Nicole G. Berner is general counsel and Claire Prestel is associate general counsel of the Service Employees International Union. SEIU joined an amicus brief in support of the employees in Epic Systems Corp. v. Lewis.
In recent years it has become increasingly common to hear chatter — even among progressives – that labor unions and worker organizing are obsolete relics of past glories.
Yet anti-worker corporate interests have never lost sight of the fact that workers can wield enormous power when they join together to protect workplace rights. The “Fight for $15 & a Union” campaign, supported by the Service Employees International Union, and the recent wave of teacher activism are only the most recent examples of what workers can accomplish when they act in concert. It is precisely to undermine this power that corporate interests and billionaire-funded extremists rush to pass “right to work” legislation wherever they can and why they have funded an extended battle in the courts to attack unions and divide workers.
The Supreme Court yesterday, in a 5-4 decision, gave another victory to these anti-worker extremists. Under yesterday’s Epic Systems opinion, the Supreme Court majority gave employers the green light to force their employees, as a mandatory condition of employment, to forfeit their decades-old right to join together with co-workers in class or collective actions, or even with just a single co-worker, to pursue claims for stolen wages, sex, race, age, or other discrimination and other workplace claims.
We have seen throughout history that it’s only when workers, particularly low-wage workers, can band together that they are protected from retaliation and are able to meaningfully enforce their rights. The anti-worker extremists know this and the teacher walk-outs in West Virginia and Arizona prove it. Could an individual teacher have succeeded if she or he walked out alone? Certainly not.
No worker should be forced to sign away his or her statutory rights just to have a job. This should not be a controversial position, yet many workers would be shocked to find out what they have been forced to give up when they try to find a lawyer to protect their basic workplace rights.
Certainly the Congress that enacted our federal labor laws — the Norris-LaGuardia Act in 1932 and the National Labor Relations Act in 1935 — would be shocked by today’s result. That Congress knew very well what the Lochner myth of “freedom of contract” really meant: freedom for employers to force employees to work long hours, accept poverty wages and work in dangerously unsafe environments. That’s why Congress enacted Section 2 of the Norris-LaGuardia Act and Section 7 of the National Labor Relations Act, to protect workers’ rights to “engage in … concerted activities” for “mutual aid and protection” and to prohibit “yellow dog contracts,” which are compelled agreements that require workers to forfeit their right, as a condition of employment, to join unions and to engage in other collective action.

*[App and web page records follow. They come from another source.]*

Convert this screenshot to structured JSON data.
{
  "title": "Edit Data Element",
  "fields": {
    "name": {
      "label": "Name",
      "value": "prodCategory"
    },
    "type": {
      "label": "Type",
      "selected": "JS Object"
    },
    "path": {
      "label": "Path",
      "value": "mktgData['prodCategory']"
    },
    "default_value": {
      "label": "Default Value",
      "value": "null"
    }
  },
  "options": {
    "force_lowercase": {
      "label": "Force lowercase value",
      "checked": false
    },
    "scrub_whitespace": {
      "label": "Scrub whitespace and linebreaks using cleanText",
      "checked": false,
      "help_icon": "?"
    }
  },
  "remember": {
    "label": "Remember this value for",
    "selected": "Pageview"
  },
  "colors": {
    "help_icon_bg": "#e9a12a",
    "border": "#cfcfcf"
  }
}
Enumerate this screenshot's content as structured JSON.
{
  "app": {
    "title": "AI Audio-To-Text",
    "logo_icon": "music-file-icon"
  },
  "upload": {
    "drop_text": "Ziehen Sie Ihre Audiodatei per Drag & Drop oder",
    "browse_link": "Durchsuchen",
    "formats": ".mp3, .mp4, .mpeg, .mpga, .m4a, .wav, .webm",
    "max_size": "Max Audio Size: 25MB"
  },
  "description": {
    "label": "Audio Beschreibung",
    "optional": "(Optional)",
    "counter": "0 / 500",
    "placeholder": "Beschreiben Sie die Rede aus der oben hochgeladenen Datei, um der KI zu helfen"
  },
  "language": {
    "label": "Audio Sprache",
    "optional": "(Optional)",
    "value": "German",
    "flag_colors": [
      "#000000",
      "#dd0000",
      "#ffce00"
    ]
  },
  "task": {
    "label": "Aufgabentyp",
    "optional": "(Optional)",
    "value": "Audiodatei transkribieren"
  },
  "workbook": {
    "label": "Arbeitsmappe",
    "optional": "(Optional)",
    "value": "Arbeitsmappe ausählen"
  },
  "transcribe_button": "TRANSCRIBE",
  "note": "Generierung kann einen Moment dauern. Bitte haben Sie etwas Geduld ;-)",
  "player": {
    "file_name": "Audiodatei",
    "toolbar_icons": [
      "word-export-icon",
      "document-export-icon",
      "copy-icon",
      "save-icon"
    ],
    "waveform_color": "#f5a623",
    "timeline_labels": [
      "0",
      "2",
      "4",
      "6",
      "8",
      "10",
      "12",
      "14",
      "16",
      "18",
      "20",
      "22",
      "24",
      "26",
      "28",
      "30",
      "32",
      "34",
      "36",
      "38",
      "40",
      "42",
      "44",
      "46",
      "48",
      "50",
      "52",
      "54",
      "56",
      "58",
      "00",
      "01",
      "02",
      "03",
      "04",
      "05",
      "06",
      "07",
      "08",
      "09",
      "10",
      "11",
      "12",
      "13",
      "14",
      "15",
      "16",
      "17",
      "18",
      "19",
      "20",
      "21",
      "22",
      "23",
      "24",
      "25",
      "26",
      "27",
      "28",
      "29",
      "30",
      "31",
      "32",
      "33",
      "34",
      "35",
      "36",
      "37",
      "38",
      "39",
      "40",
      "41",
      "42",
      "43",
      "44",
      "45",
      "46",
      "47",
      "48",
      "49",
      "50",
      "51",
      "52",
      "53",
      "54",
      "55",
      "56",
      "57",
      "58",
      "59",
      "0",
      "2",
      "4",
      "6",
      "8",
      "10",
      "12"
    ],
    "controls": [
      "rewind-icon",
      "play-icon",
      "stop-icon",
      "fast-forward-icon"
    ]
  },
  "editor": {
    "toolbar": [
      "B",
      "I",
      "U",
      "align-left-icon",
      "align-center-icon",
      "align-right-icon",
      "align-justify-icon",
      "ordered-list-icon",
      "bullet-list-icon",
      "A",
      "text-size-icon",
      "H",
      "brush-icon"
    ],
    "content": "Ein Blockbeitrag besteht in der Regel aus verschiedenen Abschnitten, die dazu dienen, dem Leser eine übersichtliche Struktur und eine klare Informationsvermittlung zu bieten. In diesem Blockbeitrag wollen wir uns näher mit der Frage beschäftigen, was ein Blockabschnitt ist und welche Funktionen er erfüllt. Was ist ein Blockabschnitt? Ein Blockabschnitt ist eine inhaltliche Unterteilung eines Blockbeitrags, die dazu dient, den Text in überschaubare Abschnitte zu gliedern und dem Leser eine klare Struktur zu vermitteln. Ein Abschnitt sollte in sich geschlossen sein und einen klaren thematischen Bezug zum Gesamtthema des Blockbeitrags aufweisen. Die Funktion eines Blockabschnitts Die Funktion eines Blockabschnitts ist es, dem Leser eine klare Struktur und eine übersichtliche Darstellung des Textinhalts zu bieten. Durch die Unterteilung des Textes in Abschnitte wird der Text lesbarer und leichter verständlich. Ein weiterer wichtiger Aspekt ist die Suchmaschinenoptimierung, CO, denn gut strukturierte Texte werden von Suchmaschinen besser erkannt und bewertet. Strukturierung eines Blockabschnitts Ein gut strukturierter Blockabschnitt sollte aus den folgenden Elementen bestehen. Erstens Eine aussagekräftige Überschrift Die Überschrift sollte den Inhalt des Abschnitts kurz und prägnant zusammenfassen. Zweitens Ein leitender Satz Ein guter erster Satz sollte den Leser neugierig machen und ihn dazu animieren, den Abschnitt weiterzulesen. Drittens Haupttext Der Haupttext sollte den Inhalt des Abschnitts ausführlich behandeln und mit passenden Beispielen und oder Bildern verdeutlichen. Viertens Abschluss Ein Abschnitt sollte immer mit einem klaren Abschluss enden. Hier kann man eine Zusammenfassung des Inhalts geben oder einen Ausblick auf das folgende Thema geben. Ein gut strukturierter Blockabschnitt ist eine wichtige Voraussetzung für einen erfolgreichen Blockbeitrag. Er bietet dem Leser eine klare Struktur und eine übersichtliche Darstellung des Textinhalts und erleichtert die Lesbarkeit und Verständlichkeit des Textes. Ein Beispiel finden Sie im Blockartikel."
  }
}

But yesterday’s opinion by Justice Neil Gorsuch somehow manages to twist the meaning of these statutory provisions, which were aimed at exactly the kind of employer overreach and false claims of “freedom of contract” that we see today, so that they do not protect “concerted activity” for “mutual aid or protection” that involves a class, collective or even joint action — even though group action to improve workplace conditions comes within the labor laws’ plain language and has existed and has been understood to be protected for decades. The ruling is wrong as a matter of law, and requires Congress to heed Justice Ruth Bader Ginsburg’s call in her passionate and powerful dissent to “urgently” take corrective legislative action.
The majority’s decision demonstrates once again why unions are so vital to our nation’s workforce and to the overall well-being of our democracy. When working people join unions, they cannot be compelled to individualized arbitration, and they have the strength in numbers and collective voice to fight as one against unlawful employer practices and in support of better pay and benefits. Workers who organize have their co-workers by their sides and with that comes the power to ensure fair and equal treatment in the workplace.
Yesterday’s ruling is another assault on working people. When we forget the lessons of the past, we are doomed to repeat our old mistakes. In the 1920s and during the Great Depression we saw what happened when employers could impose “yellow dog contracts” on their workers and prohibit them from exercising strength through common effort. Simply because a lesson was learned long ago doesn’t make it any less true. Collective worker action is as important now as ever, and permitting employers to strip workers of their right to pursue collective action is as wrong as always. We the people know that America Needs Unions. We must now call upon our elected officials to stand with everyday working Americans to reverse the damage of yesterday’s ruling.